It is fine and right for us to be
good, moral, righteous individuals—
the kind who don’t commit murder—
but there are times when
our private, individual morality
is not enough to meet the demands
of the evils in this world.

We must also be
a good people,
a moral people,
a righteous people
with the collective courage and will
to demand the greater good
for those who live both within and beyond
the walls of our own churches and homes.

*    *    *

Along those lines, here’s a final, important thought.

We at St. Anne’s often remark
at how much we love one another
despite the fact that we know we hold
many wide and diverse views.

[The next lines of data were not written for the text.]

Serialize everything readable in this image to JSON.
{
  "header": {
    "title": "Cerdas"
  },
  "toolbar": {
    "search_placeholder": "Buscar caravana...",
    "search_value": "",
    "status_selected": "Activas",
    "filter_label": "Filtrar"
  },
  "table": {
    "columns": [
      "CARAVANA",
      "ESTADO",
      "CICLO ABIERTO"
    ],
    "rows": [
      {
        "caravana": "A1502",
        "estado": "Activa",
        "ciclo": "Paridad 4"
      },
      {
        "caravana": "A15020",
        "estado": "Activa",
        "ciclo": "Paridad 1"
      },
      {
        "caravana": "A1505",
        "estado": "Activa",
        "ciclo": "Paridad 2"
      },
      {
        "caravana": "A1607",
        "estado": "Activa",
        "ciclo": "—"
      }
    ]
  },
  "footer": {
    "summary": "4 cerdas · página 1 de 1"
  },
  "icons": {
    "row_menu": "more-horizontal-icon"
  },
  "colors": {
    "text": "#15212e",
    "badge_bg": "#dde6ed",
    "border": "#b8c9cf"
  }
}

Look around this room.
There are liberals and conservatives.
There are Republicans and Democrats.
There are self-proclaimed “gun nuts”
and those who have gone a whole lifetime
without even being in the same room as a gun.

Yet we love each other so much.
That love—which I can only describe as a gift from God—
is what makes our church thrive.

And yet, when the idea of talking about guns comes up—
whether as a Sunday School topic,
or an idea for a special forum—
the response has always been,
“No. We could never talk about that here.”

But why? Why?
Are we afraid of controversy?
Are we afraid that our friendships are so brittle?

The newspaper keeps saying,
“We need to talk about this as a nation, but we can’t.
We need to talk about this as a nation, but we won’t.
We need to talk about this as a nation, but we don’t know how.”

Well, friends,
if we can’t talk about it here,
then who can?

If we won’t talk about it here,
then who will?

So, I don’t know how, and I don’t know when,
but at some point in the not-too-distant future,
we will find a way to have
an open-minded, open-hearted
conversation about guns.
Chances are we won’t arrive at any new answers.
Chances are we won’t get it all figured out.
But this is one of the great, moral topics of our times,
and it’s time for us as a moral people
to love one another enough to gather together,
to listen, to learn, to seek to understand,
and to ask God together,
“What will you have us do, O Lord?”

We are not in this just as individuals.
We are in this together.

*    *    *

From St. Paul
to St. Augustine
to blessed Karl Barth,
we Christians have been reminded
throughout the ages
that we are, in fact, dual citizens.
Like passports in our pockets,
we carry the Bible in one hand
and the newspaper in the other.

We will not always agree
on how to interpret them both,
but I hope we can agree on this:
that somehow our God is in control,
working all things in this world
to become more and more
like the image of his world.
And somehow,
for reasons I’ll never understand,
he intends to use us
to get much of it done.

Not just good persons, but a good people.
Not just moral persons, but a moral people.
Not just righteous persons, but a righteous people.

We are in this together:
you, me, and most importantly,
the living, loving God.

That’s good news,
because it just won’t work
any other way.